[[ SUPPLIED ENTRIES open ]]

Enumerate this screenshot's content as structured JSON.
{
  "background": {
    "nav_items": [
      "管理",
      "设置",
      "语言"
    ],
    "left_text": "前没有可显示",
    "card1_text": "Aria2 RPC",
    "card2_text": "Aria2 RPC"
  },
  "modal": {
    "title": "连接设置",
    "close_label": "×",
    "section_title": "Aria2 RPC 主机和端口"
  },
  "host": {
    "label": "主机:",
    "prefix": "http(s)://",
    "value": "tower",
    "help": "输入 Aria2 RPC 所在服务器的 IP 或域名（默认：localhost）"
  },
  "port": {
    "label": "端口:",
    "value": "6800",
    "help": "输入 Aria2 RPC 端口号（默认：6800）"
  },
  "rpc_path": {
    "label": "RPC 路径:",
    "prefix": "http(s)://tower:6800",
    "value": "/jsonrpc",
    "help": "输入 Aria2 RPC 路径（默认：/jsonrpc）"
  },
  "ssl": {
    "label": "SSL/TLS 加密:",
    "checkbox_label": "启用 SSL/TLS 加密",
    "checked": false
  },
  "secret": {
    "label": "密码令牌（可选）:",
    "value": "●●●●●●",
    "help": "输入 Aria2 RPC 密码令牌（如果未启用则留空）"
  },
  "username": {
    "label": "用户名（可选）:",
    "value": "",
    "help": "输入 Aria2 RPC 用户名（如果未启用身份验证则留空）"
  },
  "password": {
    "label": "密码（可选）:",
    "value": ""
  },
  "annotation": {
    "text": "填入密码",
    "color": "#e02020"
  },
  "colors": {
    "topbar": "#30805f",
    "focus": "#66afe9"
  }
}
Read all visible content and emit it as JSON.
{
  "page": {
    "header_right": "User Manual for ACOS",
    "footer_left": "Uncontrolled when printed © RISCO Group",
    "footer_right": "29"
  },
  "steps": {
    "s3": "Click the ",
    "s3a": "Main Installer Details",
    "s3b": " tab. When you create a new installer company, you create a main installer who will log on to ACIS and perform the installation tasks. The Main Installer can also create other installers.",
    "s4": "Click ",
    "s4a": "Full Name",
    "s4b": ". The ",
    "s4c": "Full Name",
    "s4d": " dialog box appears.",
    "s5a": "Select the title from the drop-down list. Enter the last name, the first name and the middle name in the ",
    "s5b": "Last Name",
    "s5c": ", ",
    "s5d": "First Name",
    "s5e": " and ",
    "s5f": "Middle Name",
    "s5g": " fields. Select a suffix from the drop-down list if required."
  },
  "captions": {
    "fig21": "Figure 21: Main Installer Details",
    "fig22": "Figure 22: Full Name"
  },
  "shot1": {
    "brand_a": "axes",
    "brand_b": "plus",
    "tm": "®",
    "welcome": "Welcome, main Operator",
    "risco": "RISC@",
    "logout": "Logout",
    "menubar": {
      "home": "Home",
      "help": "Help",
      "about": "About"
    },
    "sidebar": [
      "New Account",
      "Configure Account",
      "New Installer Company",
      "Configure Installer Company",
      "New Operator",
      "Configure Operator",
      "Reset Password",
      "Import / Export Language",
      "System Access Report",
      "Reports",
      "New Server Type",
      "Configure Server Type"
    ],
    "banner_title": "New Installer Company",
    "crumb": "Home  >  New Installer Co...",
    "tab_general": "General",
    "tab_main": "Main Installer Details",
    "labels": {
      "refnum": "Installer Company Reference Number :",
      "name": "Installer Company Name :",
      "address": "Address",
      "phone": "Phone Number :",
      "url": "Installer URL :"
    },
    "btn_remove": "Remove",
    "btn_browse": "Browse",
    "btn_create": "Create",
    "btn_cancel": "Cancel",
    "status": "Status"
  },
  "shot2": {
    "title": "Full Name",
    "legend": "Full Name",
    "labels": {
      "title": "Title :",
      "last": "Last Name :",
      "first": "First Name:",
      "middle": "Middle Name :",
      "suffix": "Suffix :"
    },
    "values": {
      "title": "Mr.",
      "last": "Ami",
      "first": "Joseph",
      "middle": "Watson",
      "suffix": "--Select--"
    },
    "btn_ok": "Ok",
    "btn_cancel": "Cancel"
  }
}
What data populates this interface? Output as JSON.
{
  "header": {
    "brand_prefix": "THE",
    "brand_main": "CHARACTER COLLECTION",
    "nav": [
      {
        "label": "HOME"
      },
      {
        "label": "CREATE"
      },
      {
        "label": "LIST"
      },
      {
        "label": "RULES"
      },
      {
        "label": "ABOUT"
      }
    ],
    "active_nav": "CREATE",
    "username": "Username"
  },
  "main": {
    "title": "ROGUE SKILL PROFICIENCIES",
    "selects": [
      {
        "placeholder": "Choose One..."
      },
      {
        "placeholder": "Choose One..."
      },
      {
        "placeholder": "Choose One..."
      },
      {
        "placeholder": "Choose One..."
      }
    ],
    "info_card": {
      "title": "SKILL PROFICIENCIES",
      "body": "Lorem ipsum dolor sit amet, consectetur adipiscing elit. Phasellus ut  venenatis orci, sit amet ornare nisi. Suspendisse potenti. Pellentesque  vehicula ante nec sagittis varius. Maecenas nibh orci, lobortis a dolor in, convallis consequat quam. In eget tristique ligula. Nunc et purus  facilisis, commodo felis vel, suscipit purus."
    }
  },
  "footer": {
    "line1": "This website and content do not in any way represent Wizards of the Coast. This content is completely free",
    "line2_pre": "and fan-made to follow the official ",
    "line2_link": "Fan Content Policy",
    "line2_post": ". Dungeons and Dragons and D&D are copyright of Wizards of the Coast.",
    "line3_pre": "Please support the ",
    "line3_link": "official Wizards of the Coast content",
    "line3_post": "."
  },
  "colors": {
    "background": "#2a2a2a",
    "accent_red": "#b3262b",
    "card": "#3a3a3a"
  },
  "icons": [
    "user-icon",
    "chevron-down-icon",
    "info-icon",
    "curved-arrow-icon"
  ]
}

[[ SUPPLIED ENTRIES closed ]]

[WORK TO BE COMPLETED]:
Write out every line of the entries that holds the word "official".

[OUTPUT BELOW]:
    "line2_pre": "and fan-made to follow the official ",
    "line3_link": "official Wizards of the Coast content",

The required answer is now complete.